He was no longer swaggering, self-important. He wasn't the arrogant Cardassian that she had first met; he had changed, was more sombre, was more thoughtful. The change somewhat unnerved her, but she knew that there would be a reason. There had to be.

"You're hurt, aren't you?" Gently, she put a hand on his shoulder, the shoulder that he had injured in the shuttlecraft during its crash-landing on Pirithous Prime, then sighed.

"No," he grunted. "Not like that."

Her slender fingers still stroking his shoulder, as the pair of them sat on the white-washed floor of the unknown room, she smiled. "What happened on Magnus IV? What happened with-?"

"With Telok?" He noticed her confusion, then hauled himself up onto his feet, was slightly unsteady. He started to pace. "I know who it was. 'Borik' was just an invention."

But she found that she didn't much care about that. "No, Damar, what happened when he had you imprisoned?" She stood up, went over to him.

"It doesn't matter," he said, nearly snapping at her. He turned away from her.

His tone of voice, his aloofness, told her that it did matter. "I won't… I won't pry. But—"

"Corina, please, don't." Then it seemed as if he had turned away for good. He was leaning against a wall, using his arm for support, resting his head against his arm. He blew air through his lips, was silent.

"Damar…" She had said it so gently, so delicately, yet he didn't move. Gingerly, she took a step closer to him. "Please, we have to work together. My brother, he isn't right. He's acting strangely. And as for Telok, well, I don't really know where to start."

"That damned Telok," Damar spat, suddenly turning around. "Corina, I don't care what he did to me. It's what he did – what I think that he did – to you that angers me."

She came to him, took him by the shoulders. "What do you think he did?"

"I don't—"

"Listen, Damar. Telok didn't harm me. There's no need for you to worry about that." Yes, Telok had come close, so very close. But he hadn't. For the briefest of moments, she had… but that was beyond her control. Damar didn't need to know that.

He saw her fierce gaze and dropped his guard. He opened his mouth but did not say anything. At that point in time, he was thinking of nothing else – not, Cardassia, not Dukat, nothing – but her, of her resolute mind, her beautiful face, her kindness, her compassion. She had seemed so small, so delicate, to him, yet she was holding him firmly, her slender fingers curled round his arms, willing him not to be rash.

As pride, desire, caught up in his mind, he relaxed, pressed a hand to her face as if she would fade away there and then. The room was bright but it may as well have been dark, unseen; they may as well have been alone.

In a moment, he had kissed her, suddenly, powerfully. He tasted the salt of tears and drew back, their foreheads touching, to see that she was crying. He had not seen her cry, but she was weeping now; he kissed her between each sob. She began to wonder why she was crying; with his hands at the small of her back, holding her, she had never before felt safer.
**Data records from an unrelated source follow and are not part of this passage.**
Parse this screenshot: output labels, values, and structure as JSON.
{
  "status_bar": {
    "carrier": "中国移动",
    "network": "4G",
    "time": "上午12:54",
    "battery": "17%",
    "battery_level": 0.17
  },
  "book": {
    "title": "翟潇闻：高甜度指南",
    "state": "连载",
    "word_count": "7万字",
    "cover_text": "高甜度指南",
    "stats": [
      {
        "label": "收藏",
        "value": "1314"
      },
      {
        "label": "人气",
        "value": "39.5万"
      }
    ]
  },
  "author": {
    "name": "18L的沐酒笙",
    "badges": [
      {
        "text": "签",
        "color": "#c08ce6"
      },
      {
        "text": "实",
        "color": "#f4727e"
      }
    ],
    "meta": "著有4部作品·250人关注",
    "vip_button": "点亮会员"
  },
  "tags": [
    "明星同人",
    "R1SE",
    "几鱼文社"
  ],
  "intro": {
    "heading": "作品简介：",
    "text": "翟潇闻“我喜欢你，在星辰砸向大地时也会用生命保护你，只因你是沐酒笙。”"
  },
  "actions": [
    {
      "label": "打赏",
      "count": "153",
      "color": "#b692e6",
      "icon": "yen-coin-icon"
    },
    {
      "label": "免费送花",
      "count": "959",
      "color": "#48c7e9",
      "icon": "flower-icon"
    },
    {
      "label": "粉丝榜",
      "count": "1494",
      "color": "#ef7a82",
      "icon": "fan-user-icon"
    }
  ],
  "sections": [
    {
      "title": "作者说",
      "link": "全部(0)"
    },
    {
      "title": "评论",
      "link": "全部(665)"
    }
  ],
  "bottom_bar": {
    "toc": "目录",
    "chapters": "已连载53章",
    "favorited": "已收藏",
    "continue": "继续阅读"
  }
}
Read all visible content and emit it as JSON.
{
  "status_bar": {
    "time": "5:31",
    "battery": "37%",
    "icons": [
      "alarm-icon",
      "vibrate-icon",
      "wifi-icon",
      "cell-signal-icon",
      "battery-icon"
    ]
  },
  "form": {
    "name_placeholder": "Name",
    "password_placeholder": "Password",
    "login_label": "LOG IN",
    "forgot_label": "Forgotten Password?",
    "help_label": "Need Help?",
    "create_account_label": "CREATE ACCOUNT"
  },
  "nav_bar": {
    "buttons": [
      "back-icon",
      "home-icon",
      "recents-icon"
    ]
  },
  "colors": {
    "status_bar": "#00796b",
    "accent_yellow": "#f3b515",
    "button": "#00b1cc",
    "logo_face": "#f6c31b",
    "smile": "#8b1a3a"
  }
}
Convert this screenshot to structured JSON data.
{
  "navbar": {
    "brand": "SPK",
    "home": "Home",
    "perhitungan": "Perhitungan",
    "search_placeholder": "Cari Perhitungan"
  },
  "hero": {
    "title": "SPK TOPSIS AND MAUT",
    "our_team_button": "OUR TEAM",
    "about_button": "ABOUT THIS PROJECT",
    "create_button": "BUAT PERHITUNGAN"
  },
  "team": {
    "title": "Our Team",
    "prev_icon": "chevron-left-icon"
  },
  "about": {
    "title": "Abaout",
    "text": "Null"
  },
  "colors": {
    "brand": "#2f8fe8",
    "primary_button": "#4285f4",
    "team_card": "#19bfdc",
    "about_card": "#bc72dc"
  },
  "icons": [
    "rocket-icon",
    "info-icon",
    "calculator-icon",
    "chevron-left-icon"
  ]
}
"I haven't got a trial," she said, hushed. "Damar… what are the Maquis?"

He seemed to falter then. He pursed his lips. "The name is familiar. They're terrorists."

Terrorists. She considered. She didn't want to be thinking about that now; surely, she didn't have to? It had been a week, or perhaps two, since she had last seen Damar but it could've been a lifetime. It was the agony of not knowing, of not knowing he was alive or dead, if that insufferable Telok had kept his word. He had. Barely. But it would not be enough.

She remembered her brother's words. Brief. Final. She had the realisation that she could lose everything. That she had got Damar back only to lose him again. And it would be at her brother's hands.